Brain tumor patient in Streator uses art as therapy
STREATOR – Jeremy Johnson has always had natural artistic ability, but in 2010, his interest in it took a new turn when he was diagnosed with a brain tumor.
Johnson began having seizures and had to move back into his parents’ house in Ottawa.
“I began painting after the brain tumor,” Johnson said. “I don’t know what it was – I found it very emotional. I was always good at drawing, but the abstract I could not do well. Couldn’t let loose, let go. You know how they say yoga is meditative and therapeutic? I feel the same way about abstract painting.”
He likes the idea that “there are no mistakes in abstract,” and so he brought his talent and natural teaching ability in July to the Illinois Valley Brain Injury Clubhouse in Streator as part of a grant through the Thrivent Action Team.
Lori Welch, who founded the clubhouse, said the benefits of using art and music with those who have experienced traumatic brain injuries are enormous. The clubhouse already has an established music therapy program in place with a certified therapist.
“Ever since I started this program, there’s a lot we can do and not be therapists. I’m not a therapist,” Welch said. “Art and music transcends thinking, memory – it brings memories back, helps socialization, creative expression. For some reason with art and music, we always see memories, cognitive skills come out. And they like it.”
With Johnson’s own history of a brain tumor and the accompanying seizures, he can reach the members of the clubhouse in a unique way.
“When I heard about Jeremy, I had to get him here, especially with his background,” Welch said. “They can relate to him, and they can know there is life beyond a TBI with art and music.”
Johnson began by encouraging the clubhouse members to let go of expectations, use their intuition and have fun with painting without boundaries.
“The seizures are tough on us,” he said. “I want to teach you guys how to do some of this because it’s fun. Abstract is ourselves, unique, so we don’t have to copy anything, just let it flow. Colors become our feeling. We’re going to choose whatever color appeals to us.”
With the sounds of Bach’s “Air” flowing in the background, Rachael Spence stood at her table and moved along with the music, painting in two shades of purple and a shade of yellow-green.
“I’m just going with the flow,” she said. “It makes me feel happy. It looks like waves.”

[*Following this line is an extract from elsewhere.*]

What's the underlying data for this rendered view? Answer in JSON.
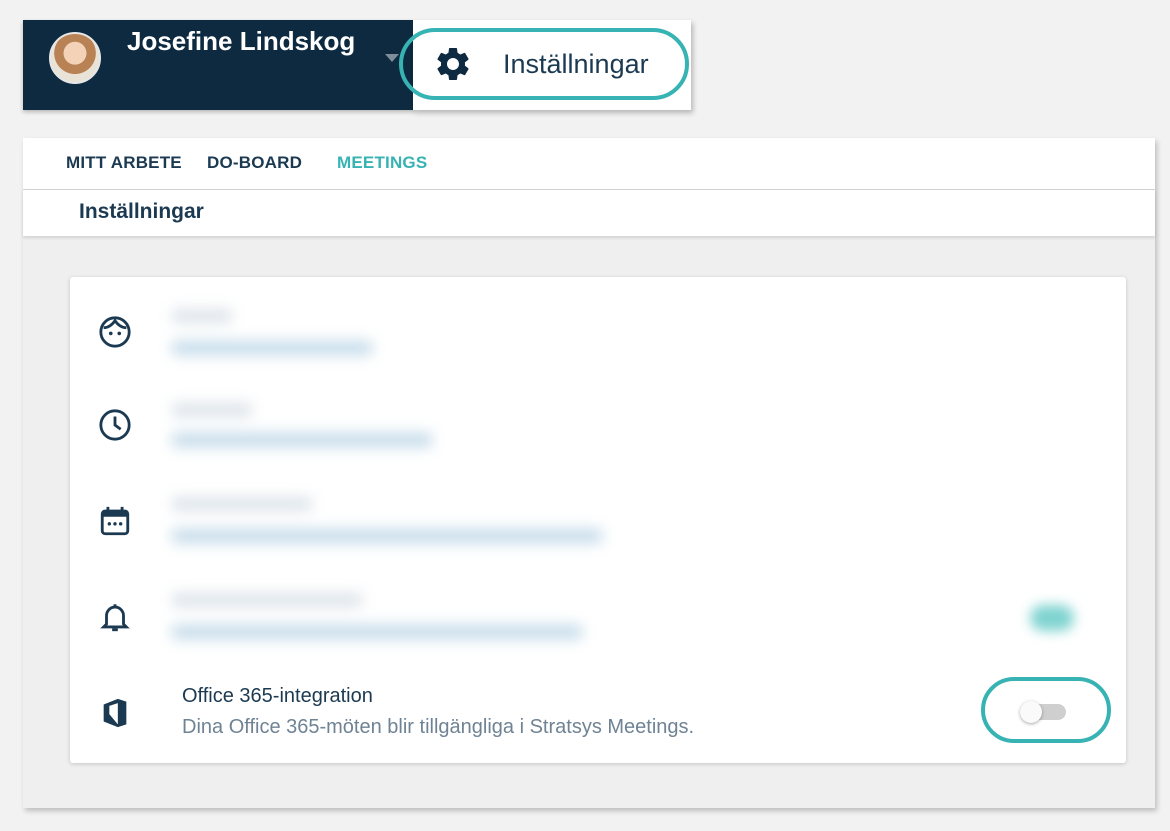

Ken Poutre combined blue, red, orange and white to make his creation.
“I like [art] a lot,” he said. “I draw a lot of pictures here. I really like it. It’s something I enjoy.”
Johnson said others have encouraged him to expand his reach. He often teaches in a one-on-one setting, and has found that helping others has helped him, as well.
“I myself am socially isolated, but the more I do it, the more it helps me,” he said.